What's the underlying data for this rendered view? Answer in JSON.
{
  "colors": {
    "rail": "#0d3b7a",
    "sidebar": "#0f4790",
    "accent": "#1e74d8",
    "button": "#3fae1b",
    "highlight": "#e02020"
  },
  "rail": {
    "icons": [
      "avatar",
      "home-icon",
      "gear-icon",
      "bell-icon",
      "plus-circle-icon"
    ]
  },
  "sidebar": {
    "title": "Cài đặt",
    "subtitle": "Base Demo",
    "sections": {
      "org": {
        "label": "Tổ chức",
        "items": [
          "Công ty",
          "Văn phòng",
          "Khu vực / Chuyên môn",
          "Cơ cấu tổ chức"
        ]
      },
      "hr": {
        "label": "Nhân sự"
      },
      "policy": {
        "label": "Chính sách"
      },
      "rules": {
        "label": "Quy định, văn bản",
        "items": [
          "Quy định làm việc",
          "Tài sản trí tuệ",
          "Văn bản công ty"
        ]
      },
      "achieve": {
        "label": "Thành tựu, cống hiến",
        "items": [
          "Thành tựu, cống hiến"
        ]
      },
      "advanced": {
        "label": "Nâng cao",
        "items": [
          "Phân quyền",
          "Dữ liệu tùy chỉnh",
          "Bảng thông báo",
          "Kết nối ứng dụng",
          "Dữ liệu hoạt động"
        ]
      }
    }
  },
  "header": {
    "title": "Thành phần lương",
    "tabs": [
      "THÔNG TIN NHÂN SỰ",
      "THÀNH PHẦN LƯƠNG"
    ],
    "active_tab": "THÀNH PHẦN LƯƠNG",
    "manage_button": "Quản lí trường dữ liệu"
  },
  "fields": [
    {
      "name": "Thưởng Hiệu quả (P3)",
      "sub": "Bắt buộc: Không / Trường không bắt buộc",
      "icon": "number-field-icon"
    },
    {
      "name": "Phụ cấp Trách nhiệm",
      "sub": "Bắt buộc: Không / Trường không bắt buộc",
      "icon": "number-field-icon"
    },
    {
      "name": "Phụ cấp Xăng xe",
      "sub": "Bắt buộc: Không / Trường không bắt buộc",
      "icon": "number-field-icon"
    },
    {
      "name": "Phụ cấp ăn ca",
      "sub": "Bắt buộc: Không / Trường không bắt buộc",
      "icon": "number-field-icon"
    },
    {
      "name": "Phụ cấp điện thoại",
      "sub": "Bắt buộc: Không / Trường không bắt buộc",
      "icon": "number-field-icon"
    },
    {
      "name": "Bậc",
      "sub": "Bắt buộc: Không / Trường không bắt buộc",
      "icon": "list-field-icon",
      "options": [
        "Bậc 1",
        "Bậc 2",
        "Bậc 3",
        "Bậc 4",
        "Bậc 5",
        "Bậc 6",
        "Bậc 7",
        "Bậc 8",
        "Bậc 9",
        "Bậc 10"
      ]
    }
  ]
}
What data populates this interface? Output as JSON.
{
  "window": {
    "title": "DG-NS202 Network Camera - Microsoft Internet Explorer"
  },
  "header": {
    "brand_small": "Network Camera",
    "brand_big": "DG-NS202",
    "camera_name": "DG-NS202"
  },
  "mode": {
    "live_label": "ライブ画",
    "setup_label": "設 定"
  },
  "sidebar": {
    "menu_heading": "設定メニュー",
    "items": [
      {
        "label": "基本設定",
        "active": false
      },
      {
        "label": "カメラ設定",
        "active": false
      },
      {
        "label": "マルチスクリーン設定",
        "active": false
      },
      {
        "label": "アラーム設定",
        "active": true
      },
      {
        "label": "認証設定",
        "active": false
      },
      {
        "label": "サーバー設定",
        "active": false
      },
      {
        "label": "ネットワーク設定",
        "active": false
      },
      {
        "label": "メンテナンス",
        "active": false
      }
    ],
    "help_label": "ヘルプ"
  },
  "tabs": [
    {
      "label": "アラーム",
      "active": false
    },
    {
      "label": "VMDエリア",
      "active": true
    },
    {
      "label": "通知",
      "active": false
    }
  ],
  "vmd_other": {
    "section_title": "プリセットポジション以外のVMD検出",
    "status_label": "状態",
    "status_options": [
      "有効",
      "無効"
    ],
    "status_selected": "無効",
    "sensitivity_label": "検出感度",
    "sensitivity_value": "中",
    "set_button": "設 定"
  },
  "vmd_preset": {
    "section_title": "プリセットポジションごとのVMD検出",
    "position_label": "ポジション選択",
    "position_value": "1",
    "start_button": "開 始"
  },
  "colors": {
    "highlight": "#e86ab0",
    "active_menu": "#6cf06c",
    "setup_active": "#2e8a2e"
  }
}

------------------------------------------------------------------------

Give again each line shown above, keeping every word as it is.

What's the underlying data for this rendered view? Answer in JSON.
{
  "colors": {
    "rail": "#0d3b7a",
    "sidebar": "#0f4790",
    "accent": "#1e74d8",
    "button": "#3fae1b",
    "highlight": "#e02020"
  },
  "rail": {
    "icons": [
      "avatar",
      "home-icon",
      "gear-icon",
      "bell-icon",
      "plus-circle-icon"
    ]
  },
  "sidebar": {
    "title": "Cài đặt",
    "subtitle": "Base Demo",
    "sections": {
      "org": {
        "label": "Tổ chức",
        "items": [
          "Công ty",
          "Văn phòng",
          "Khu vực / Chuyên môn",
          "Cơ cấu tổ chức"
        ]
      },
      "hr": {
        "label": "Nhân sự"
      },
      "policy": {
        "label": "Chính sách"
      },
      "rules": {
        "label": "Quy định, văn bản",
        "items": [
          "Quy định làm việc",
          "Tài sản trí tuệ",
          "Văn bản công ty"
        ]
      },
      "achieve": {
        "label": "Thành tựu, cống hiến",
        "items": [
          "Thành tựu, cống hiến"
        ]
      },
      "advanced": {
        "label": "Nâng cao",
        "items": [
          "Phân quyền",
          "Dữ liệu tùy chỉnh",
          "Bảng thông báo",
          "Kết nối ứng dụng",
          "Dữ liệu hoạt động"
        ]
      }
    }
  },
  "header": {
    "title": "Thành phần lương",
    "tabs": [
      "THÔNG TIN NHÂN SỰ",
      "THÀNH PHẦN LƯƠNG"
    ],
    "active_tab": "THÀNH PHẦN LƯƠNG",
    "manage_button": "Quản lí trường dữ liệu"
  },
  "fields": [
    {
      "name": "Thưởng Hiệu quả (P3)",
      "sub": "Bắt buộc: Không / Trường không bắt buộc",
      "icon": "number-field-icon"
    },
    {
      "name": "Phụ cấp Trách nhiệm",
      "sub": "Bắt buộc: Không / Trường không bắt buộc",
      "icon": "number-field-icon"
    },
    {
      "name": "Phụ cấp Xăng xe",
      "sub": "Bắt buộc: Không / Trường không bắt buộc",
      "icon": "number-field-icon"
    },
    {
      "name": "Phụ cấp ăn ca",
      "sub": "Bắt buộc: Không / Trường không bắt buộc",
      "icon": "number-field-icon"
    },
    {
      "name": "Phụ cấp điện thoại",
      "sub": "Bắt buộc: Không / Trường không bắt buộc",
      "icon": "number-field-icon"
    },
    {
      "name": "Bậc",
      "sub": "Bắt buộc: Không / Trường không bắt buộc",
      "icon": "list-field-icon",
      "options": [
        "Bậc 1",
        "Bậc 2",
        "Bậc 3",
        "Bậc 4",
        "Bậc 5",
        "Bậc 6",
        "Bậc 7",
        "Bậc 8",
        "Bậc 9",
        "Bậc 10"
      ]
    }
  ]
}
What data populates this interface? Output as JSON.
{
  "window": {
    "title": "DG-NS202 Network Camera - Microsoft Internet Explorer"
  },
  "header": {
    "brand_small": "Network Camera",
    "brand_big": "DG-NS202",
    "camera_name": "DG-NS202"
  },
  "mode": {
    "live_label": "ライブ画",
    "setup_label": "設 定"
  },
  "sidebar": {
    "menu_heading": "設定メニュー",
    "items": [
      {
        "label": "基本設定",
        "active": false
      },
      {
        "label": "カメラ設定",
        "active": false
      },
      {
        "label": "マルチスクリーン設定",
        "active": false
      },
      {
        "label": "アラーム設定",
        "active": true
      },
      {
        "label": "認証設定",
        "active": false
      },
      {
        "label": "サーバー設定",
        "active": false
      },
      {
        "label": "ネットワーク設定",
        "active": false
      },
      {
        "label": "メンテナンス",
        "active": false
      }
    ],
    "help_label": "ヘルプ"
  },
  "tabs": [
    {
      "label": "アラーム",
      "active": false
    },
    {
      "label": "VMDエリア",
      "active": true
    },
    {
      "label": "通知",
      "active": false
    }
  ],
  "vmd_other": {
    "section_title": "プリセットポジション以外のVMD検出",
    "status_label": "状態",
    "status_options": [
      "有効",
      "無効"
    ],
    "status_selected": "無効",
    "sensitivity_label": "検出感度",
    "sensitivity_value": "中",
    "set_button": "設 定"
  },
  "vmd_preset": {
    "section_title": "プリセットポジションごとのVMD検出",
    "position_label": "ポジション選択",
    "position_value": "1",
    "start_button": "開 始"
  },
  "colors": {
    "highlight": "#e86ab0",
    "active_menu": "#6cf06c",
    "setup_active": "#2e8a2e"
  }
}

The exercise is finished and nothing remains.